"They will all benefit, but yes in particular Ferrari will," he is quoted as saying.
"The principle is that the current medium will be next year's hard, so the compounds are (all) softer," added Hembery.
He said the intention is also to increase the number of pitstops for the beginning of next season, after the spectacle waned in recent races as the teams and drivers adjusted to the fast-wearing tires.
"At the start of the season we saw an average of 3-4 stops per driver, but by the end it has fallen to about two.
"Next year we are working on an average of three," added Hembery.
He said dominant world champion Sebastian Vettel was "clearly" the best performer with Pirelli's 2011 tire.
"But also Jenson Button was very good, and then comes the two Sauber drivers Kamui Kobayashi and Sergio Perez," said Hembery.
'Liegate' scandal's Dave Ryan returns to F1
(GMM) Dave Ryan, best remembered for being at the centre of the 2009 'liegate' scandal, is back in the F1 paddock.
McLaren's long-time sporting director was sacked more than two years ago for lying during a stewards enquiry involving Lewis Hamilton.
Former McLaren driver and lead British television commentator Martin Brundle told his Twitter followers on Thursday that Ryan is "in Sao Paulo to advise Renault team".
"Great guy Von, very tough to work under, missed in paddock", added Brundle.
Ryan earned the nickname 'Von' at McLaren in the mid 70s, based on the film Von Ryan's Express.
He said earlier this year he had moved on since the scandal that cost him his F1 career.
"People who carry grudges are akin to having a ball and chain around their ankle holding them back from getting on with their lives," he said.
"I get on with all the McLaren people and what happened, happened. It's history now."
Brazilian GP Growing chance of rain on race day
This weekend’s race was originally expected to be dry. But revised forecasts indicate a chance of rain.
Heavy storms are a regular feature in the area.
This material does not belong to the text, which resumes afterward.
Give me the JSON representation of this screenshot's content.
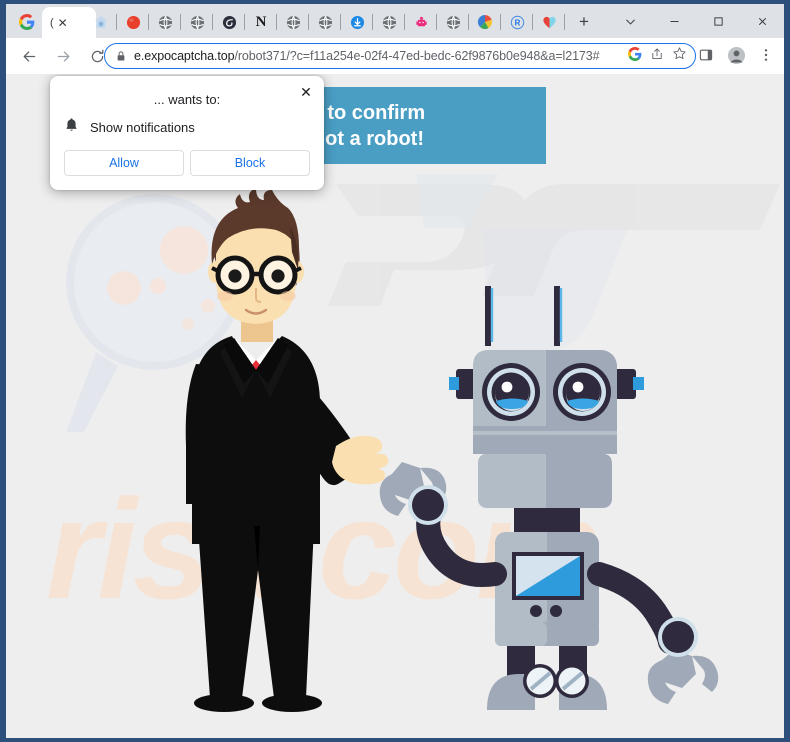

They are often unpredictable, but the early indication is rain could affect the final race of the season.
Wet weather has been a feature of several recent events here, including the dramatic 2008 title-decider and the rain-hit qualifying session in 2009.
The Brazilian Grand Prix is being held three weeks later than last year, but the weather is expected to follow its usual pattern.
Temperatures will be in the mid-20s in the days prior to the race, but a slight fall in temperature is expected on Sunday.
The forecast is likely to change in the run-up to Sunday so make sure to join us on F1 Fanatic live during every session for updates.
If you’re in the area and can supply any further information on the weather, please do so in the comments.